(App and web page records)
# # # # #
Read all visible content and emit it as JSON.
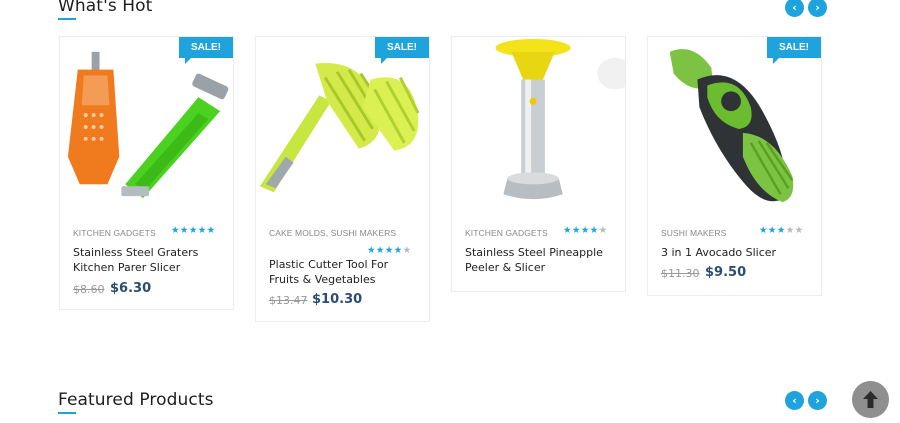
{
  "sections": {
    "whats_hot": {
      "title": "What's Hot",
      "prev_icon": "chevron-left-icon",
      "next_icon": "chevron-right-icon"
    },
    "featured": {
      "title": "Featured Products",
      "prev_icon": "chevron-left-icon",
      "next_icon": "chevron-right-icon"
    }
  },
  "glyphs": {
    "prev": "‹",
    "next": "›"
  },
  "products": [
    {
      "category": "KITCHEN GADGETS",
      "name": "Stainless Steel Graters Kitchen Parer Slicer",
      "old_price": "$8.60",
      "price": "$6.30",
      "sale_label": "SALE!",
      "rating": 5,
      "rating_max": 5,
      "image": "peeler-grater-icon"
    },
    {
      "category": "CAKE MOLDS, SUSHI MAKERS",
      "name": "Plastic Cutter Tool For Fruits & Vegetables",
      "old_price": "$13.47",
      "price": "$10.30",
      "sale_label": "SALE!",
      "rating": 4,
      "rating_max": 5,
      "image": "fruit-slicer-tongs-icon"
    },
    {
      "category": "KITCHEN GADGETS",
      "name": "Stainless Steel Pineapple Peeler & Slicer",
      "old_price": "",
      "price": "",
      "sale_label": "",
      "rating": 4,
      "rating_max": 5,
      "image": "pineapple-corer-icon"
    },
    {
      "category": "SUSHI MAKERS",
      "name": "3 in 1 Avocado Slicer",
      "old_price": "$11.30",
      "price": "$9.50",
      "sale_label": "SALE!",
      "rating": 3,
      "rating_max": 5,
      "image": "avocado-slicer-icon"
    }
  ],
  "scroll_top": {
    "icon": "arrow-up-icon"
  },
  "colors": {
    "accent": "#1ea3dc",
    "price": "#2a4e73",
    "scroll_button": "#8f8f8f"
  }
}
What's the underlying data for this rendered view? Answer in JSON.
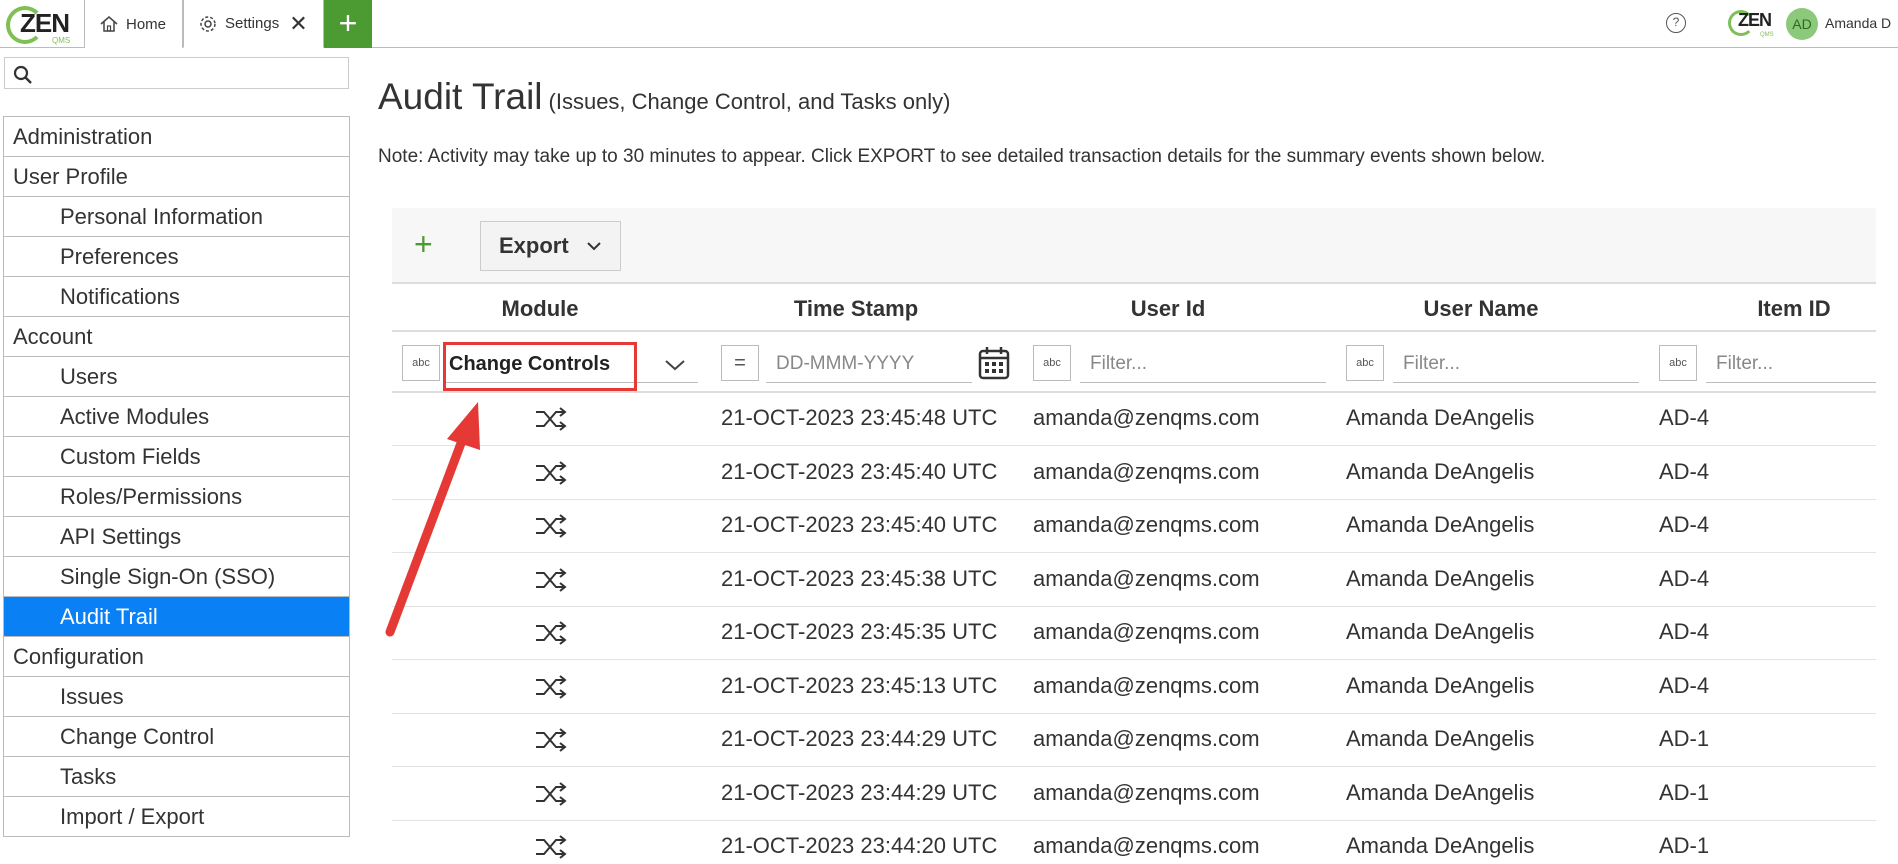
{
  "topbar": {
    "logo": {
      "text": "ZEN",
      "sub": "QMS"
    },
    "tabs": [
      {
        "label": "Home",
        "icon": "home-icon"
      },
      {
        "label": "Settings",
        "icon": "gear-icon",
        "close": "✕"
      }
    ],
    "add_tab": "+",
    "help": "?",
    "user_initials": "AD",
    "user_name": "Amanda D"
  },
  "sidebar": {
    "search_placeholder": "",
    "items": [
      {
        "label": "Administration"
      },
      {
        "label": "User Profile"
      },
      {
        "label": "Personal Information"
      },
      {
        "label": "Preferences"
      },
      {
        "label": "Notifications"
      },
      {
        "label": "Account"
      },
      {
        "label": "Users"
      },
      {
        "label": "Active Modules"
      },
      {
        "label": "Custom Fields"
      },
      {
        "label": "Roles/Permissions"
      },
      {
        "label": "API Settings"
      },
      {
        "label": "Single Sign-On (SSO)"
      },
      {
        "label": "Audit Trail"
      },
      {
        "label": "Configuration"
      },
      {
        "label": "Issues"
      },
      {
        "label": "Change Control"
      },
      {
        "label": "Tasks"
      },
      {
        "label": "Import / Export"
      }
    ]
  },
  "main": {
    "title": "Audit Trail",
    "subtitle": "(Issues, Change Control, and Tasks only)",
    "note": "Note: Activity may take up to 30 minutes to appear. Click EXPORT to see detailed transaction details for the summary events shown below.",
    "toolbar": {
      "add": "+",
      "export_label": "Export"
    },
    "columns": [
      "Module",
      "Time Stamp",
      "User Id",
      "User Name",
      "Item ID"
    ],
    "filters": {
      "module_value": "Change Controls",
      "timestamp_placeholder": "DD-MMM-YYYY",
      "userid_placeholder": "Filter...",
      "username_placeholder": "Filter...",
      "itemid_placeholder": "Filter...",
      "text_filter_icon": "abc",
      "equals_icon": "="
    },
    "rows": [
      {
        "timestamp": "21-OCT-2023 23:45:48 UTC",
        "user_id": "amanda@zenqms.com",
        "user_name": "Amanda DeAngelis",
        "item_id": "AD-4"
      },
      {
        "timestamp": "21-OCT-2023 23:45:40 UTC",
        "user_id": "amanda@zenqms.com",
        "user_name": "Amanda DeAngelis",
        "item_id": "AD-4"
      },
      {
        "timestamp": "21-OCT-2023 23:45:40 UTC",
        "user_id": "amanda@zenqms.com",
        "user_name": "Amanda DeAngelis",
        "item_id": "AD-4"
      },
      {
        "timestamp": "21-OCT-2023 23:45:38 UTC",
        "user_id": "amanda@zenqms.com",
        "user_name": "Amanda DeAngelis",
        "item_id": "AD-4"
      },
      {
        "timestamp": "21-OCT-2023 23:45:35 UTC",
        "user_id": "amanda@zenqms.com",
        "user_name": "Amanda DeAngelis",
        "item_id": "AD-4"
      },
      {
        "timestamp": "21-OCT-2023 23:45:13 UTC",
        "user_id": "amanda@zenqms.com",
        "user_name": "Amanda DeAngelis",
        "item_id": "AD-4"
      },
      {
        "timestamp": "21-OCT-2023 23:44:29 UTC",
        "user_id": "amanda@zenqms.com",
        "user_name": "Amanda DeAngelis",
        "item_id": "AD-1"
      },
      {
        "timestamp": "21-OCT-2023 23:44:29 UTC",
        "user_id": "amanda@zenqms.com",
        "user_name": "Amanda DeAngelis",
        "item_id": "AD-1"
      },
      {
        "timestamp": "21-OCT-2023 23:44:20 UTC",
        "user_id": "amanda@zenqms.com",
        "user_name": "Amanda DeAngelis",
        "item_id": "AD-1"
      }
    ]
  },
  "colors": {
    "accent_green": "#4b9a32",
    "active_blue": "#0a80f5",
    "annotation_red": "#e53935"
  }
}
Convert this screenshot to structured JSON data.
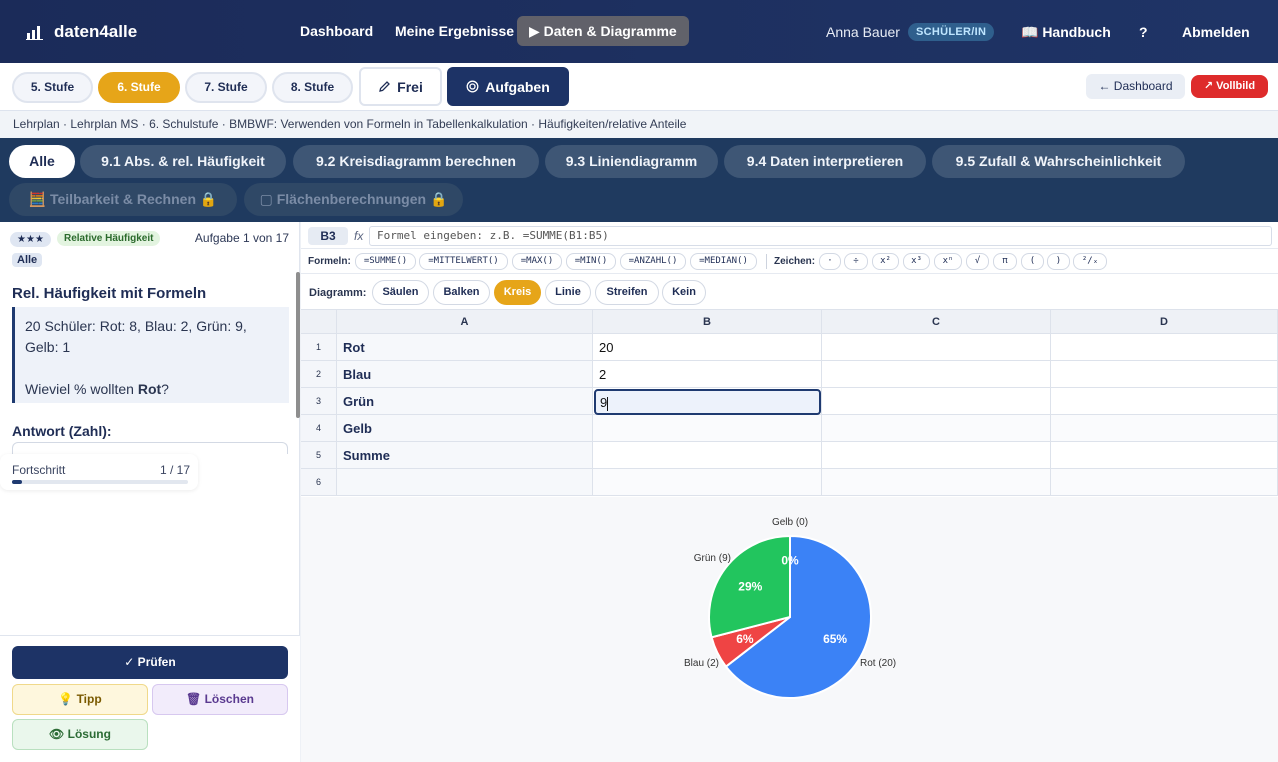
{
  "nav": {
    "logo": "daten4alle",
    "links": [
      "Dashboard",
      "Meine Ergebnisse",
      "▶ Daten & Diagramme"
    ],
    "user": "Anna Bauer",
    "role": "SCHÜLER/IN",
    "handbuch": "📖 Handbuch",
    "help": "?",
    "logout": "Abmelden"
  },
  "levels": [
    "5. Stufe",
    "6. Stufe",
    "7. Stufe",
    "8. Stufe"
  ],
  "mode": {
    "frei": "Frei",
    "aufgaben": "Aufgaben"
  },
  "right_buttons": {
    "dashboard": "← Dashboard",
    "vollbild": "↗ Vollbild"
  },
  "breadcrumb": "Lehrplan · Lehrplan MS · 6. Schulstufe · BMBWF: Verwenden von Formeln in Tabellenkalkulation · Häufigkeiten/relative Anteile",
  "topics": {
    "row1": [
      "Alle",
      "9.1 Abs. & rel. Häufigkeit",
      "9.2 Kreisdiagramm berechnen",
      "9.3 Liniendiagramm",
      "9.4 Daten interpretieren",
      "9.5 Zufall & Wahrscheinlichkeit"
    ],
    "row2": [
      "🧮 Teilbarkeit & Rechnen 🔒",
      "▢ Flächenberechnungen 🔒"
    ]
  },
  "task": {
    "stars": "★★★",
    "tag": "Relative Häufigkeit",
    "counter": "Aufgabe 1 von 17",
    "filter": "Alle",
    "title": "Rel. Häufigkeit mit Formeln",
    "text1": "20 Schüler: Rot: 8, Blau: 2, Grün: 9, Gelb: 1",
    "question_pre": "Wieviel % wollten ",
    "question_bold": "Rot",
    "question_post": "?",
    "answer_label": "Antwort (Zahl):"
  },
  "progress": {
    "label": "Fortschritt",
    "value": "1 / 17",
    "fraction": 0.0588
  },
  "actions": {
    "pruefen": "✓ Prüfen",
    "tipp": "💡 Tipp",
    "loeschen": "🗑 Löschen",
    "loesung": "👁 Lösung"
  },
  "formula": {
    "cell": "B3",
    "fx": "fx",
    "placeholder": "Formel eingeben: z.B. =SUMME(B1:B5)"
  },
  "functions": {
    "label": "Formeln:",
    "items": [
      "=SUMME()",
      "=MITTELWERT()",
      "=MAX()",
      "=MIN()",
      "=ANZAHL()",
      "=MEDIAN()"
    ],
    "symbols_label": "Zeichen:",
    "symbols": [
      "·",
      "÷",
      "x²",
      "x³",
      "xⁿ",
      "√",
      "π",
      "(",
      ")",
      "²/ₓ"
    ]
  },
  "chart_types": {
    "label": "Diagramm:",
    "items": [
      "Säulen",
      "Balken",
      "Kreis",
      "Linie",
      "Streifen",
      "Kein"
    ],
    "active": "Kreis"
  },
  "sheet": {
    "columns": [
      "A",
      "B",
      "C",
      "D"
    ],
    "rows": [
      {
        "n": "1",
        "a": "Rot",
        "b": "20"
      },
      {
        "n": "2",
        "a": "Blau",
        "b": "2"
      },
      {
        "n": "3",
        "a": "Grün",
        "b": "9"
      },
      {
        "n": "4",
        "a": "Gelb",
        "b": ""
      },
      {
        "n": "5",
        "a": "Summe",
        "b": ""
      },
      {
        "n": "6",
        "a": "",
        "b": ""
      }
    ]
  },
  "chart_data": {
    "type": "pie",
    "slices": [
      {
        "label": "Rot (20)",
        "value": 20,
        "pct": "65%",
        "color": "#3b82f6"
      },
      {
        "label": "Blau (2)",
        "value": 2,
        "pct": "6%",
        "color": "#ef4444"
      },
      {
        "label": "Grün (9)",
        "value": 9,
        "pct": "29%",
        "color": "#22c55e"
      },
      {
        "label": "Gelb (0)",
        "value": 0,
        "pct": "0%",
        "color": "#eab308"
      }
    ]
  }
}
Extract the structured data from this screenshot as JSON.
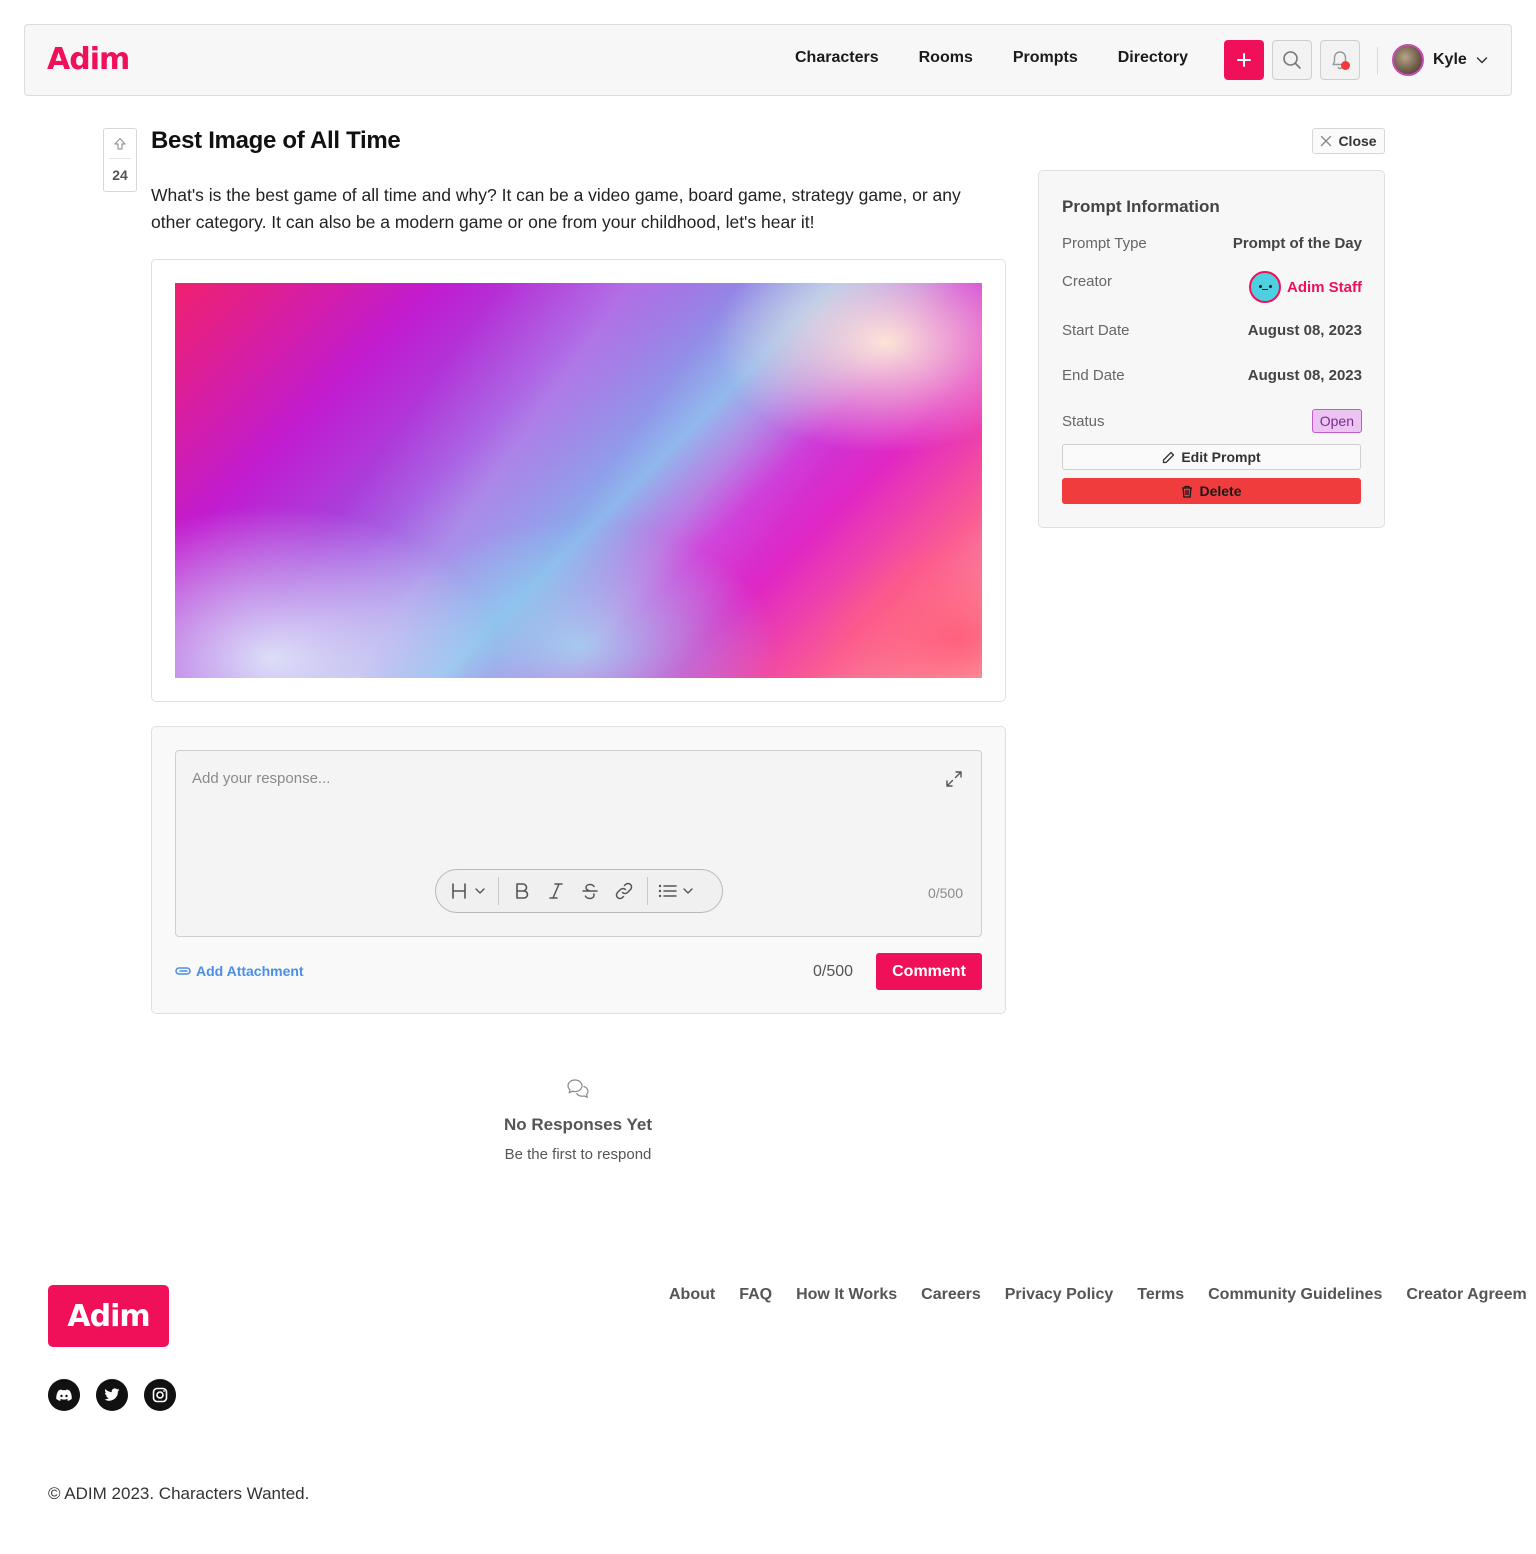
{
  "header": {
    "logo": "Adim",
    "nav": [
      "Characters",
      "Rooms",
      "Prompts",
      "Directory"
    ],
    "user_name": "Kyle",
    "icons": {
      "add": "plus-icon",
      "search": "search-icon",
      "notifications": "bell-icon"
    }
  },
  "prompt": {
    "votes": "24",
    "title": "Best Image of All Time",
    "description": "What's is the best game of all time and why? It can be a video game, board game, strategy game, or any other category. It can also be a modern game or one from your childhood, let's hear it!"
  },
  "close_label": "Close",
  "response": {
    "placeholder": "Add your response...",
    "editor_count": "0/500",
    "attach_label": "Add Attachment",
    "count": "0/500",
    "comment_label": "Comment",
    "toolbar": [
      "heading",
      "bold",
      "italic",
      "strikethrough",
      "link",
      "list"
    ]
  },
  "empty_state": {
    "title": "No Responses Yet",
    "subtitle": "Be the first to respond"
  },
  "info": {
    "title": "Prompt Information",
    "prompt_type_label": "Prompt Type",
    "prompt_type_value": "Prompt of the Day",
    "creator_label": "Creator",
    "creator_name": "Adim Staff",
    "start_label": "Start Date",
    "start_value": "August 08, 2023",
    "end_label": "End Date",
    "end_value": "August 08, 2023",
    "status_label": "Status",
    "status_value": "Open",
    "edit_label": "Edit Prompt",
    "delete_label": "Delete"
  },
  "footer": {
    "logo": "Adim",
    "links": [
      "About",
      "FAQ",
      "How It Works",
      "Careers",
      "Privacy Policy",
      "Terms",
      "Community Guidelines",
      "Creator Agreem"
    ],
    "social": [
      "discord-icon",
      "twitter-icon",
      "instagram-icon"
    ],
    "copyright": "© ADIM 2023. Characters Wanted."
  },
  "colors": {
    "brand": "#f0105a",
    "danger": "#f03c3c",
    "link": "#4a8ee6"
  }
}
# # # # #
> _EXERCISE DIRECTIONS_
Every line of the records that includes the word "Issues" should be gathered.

> _RESPONSE TO THIS EXERCISE_
        "label": "Issues"
    "subtitle": "(Issues, Change Control, and Tasks only)",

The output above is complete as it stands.